## Exercise material:
>>>>

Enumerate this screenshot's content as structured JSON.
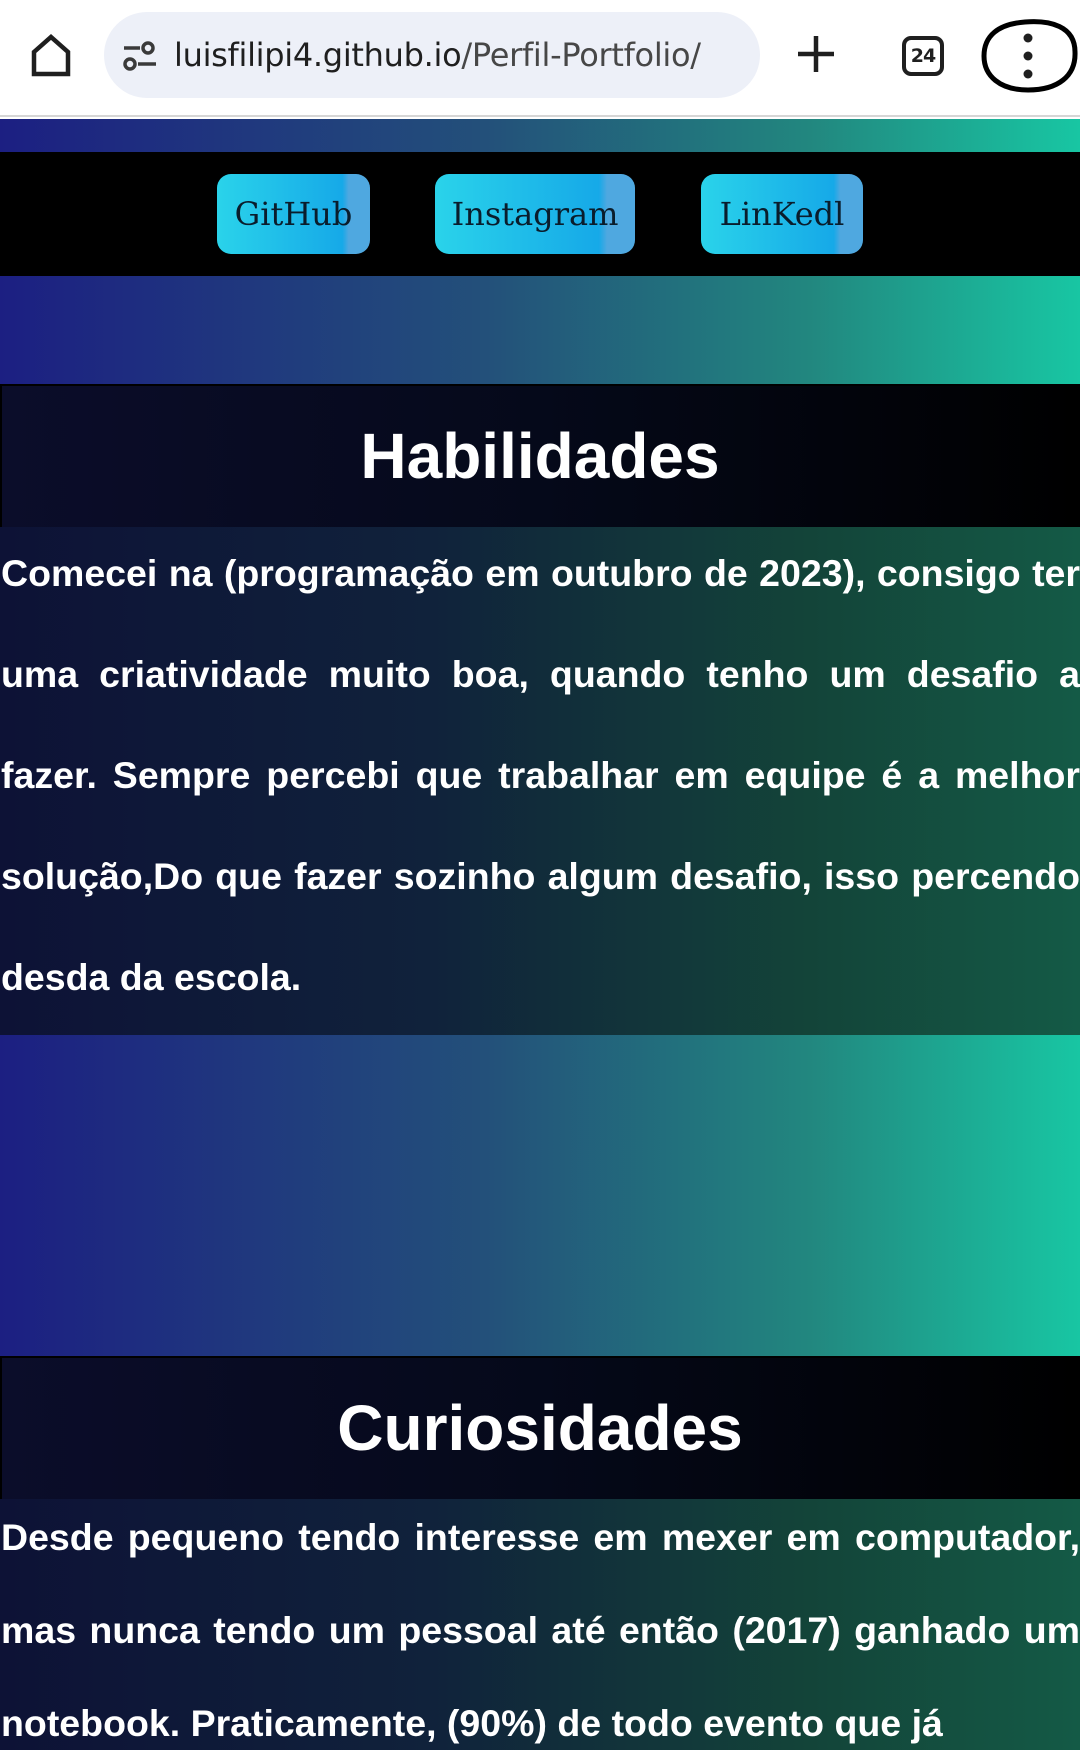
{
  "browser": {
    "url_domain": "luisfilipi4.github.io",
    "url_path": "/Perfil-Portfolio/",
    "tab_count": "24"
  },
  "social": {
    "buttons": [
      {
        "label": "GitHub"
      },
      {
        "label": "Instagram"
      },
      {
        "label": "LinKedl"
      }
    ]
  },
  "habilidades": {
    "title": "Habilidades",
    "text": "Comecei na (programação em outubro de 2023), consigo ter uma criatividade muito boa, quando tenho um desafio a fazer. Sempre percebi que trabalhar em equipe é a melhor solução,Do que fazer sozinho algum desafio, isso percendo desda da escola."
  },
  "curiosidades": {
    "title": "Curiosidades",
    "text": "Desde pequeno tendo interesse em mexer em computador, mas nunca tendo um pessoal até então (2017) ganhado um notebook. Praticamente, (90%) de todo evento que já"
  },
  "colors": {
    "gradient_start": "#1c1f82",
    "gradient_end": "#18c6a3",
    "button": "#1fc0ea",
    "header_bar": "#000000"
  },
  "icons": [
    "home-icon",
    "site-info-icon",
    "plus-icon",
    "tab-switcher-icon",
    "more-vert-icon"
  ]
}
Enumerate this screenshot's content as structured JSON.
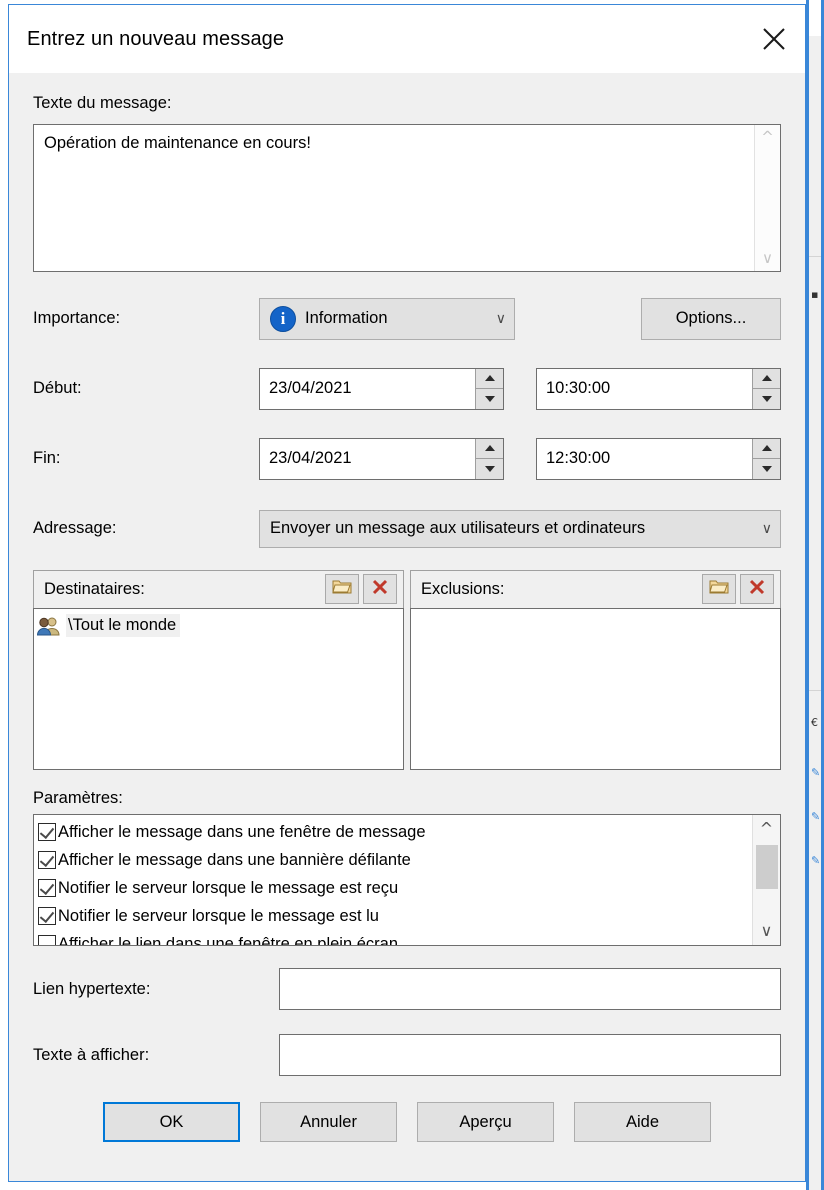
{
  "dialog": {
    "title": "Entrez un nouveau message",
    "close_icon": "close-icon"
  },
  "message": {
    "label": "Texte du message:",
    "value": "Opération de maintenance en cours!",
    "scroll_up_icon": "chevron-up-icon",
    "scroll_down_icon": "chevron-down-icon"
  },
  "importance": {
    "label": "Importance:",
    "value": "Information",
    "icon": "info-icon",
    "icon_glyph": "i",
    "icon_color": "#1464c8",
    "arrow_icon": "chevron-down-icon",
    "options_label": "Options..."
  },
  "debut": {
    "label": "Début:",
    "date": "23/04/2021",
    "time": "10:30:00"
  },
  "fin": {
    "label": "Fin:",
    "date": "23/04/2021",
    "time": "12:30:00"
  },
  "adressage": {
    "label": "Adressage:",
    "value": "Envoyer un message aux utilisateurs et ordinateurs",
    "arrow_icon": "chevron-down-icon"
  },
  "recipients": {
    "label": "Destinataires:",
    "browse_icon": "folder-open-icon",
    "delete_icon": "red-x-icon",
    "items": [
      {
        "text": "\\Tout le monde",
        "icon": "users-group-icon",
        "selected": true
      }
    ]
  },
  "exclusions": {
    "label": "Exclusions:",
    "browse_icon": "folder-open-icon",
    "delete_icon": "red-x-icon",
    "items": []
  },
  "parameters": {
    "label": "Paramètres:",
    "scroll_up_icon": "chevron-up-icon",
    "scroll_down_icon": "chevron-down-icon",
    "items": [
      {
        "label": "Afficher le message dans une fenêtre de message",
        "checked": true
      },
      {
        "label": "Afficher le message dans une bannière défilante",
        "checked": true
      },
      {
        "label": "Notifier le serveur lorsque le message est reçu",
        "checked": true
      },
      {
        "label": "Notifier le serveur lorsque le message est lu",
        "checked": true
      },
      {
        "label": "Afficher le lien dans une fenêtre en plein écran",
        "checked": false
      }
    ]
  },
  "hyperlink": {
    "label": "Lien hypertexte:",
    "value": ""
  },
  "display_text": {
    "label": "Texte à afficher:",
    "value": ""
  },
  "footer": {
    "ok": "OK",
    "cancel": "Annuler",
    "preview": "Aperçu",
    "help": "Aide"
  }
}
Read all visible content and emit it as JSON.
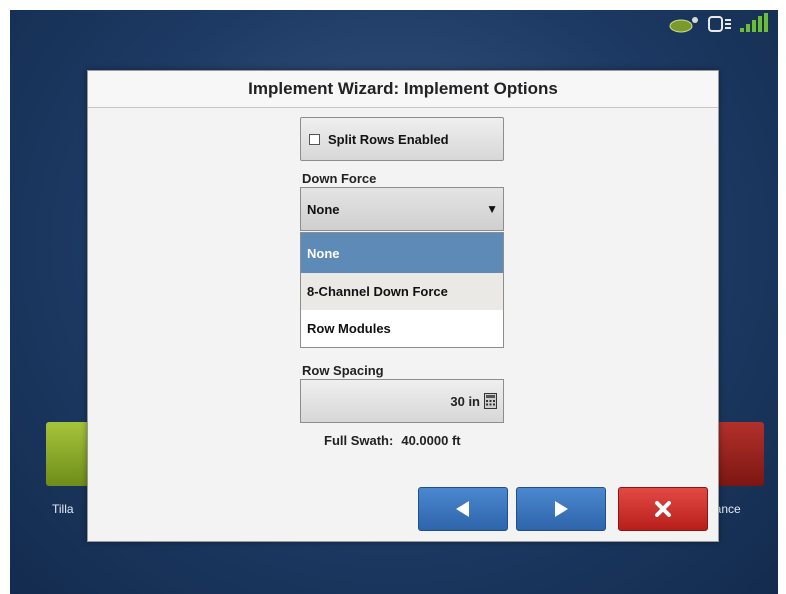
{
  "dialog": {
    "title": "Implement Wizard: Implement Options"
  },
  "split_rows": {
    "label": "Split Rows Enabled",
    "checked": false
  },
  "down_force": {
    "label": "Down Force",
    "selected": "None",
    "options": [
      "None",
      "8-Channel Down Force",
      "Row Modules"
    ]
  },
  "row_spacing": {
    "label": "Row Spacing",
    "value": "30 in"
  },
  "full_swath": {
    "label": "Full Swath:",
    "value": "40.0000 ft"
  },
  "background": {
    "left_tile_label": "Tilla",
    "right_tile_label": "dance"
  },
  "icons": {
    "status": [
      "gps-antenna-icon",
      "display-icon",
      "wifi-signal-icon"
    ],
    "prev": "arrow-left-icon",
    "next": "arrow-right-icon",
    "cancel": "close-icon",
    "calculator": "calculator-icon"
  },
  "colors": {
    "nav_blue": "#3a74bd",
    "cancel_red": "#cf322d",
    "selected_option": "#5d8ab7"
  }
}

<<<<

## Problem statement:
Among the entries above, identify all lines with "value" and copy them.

## Completed task:
    "value": "Opération de maintenance en cours!",
    "value": "Information",
    "value": "Envoyer un message aux utilisateurs et ordinateurs",
    "value": ""
    "value": ""
    "value": "30 in"
    "value": "40.0000 ft"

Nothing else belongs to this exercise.